◆ What is being asked ◆
Going through the data below, copy out each line where the word "icon" shows up.

◆ Data provided ◆
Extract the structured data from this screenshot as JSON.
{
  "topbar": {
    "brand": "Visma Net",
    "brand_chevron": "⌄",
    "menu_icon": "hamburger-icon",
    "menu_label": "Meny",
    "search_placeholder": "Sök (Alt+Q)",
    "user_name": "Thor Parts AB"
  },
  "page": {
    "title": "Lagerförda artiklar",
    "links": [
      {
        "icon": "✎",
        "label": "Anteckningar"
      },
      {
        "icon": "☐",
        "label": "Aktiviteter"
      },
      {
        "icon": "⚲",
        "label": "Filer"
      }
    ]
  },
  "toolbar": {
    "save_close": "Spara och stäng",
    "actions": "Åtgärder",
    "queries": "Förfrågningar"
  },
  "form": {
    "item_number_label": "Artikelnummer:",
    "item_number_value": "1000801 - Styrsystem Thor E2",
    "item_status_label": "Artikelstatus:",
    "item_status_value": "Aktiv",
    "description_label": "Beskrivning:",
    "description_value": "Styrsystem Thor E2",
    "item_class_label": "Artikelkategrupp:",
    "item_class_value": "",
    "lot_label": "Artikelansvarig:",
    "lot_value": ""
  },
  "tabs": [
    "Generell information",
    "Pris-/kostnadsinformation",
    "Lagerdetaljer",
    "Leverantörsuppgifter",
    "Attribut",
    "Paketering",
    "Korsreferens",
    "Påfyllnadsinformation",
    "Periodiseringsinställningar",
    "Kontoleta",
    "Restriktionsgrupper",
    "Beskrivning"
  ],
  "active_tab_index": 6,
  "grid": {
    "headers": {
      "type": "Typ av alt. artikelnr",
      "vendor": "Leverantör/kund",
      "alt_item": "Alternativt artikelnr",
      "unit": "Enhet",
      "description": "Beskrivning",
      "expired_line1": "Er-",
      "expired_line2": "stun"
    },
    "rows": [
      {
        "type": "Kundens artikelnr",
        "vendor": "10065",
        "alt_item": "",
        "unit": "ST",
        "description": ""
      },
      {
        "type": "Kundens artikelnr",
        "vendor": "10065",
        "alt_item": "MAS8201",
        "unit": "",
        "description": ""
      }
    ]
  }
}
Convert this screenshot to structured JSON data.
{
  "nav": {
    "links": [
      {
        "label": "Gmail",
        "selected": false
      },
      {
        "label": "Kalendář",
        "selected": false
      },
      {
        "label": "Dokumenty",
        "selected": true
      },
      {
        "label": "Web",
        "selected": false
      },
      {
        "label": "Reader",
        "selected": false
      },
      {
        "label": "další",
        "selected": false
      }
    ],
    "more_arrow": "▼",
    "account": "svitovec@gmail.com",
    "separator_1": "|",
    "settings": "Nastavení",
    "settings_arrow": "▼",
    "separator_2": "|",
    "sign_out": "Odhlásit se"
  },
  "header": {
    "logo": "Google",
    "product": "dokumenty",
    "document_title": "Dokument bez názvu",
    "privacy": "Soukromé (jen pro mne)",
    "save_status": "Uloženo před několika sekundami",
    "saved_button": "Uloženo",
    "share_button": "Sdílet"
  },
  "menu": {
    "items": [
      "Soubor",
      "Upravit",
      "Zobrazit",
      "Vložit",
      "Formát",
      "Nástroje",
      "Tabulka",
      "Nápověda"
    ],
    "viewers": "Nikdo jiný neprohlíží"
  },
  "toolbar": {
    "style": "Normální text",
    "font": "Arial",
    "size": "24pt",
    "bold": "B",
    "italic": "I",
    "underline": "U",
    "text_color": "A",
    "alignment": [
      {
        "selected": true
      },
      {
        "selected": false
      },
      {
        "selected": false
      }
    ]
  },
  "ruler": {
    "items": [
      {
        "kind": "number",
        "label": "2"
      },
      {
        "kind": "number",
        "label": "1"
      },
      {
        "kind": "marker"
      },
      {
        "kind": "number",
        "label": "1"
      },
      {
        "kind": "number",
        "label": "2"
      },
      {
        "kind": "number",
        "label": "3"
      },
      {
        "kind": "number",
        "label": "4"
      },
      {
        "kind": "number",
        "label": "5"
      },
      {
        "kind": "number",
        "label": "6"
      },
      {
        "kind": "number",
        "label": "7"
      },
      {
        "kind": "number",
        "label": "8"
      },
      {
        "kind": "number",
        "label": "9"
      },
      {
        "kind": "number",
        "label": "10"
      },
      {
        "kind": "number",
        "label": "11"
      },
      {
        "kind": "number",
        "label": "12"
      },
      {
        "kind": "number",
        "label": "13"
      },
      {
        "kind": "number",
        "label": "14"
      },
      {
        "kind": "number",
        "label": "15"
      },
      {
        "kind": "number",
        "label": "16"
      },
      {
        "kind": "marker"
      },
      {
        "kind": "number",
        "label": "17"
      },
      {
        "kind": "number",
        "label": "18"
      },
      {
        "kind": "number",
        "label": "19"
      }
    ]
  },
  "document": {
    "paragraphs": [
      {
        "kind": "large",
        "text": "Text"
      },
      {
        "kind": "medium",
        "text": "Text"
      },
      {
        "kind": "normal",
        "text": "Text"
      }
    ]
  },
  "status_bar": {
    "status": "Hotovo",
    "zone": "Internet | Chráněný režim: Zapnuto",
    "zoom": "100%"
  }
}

◆ Reply to the exercise ◆
    "menu_icon": "hamburger-icon",
        "icon": "✎",
        "icon": "☐",
        "icon": "⚲",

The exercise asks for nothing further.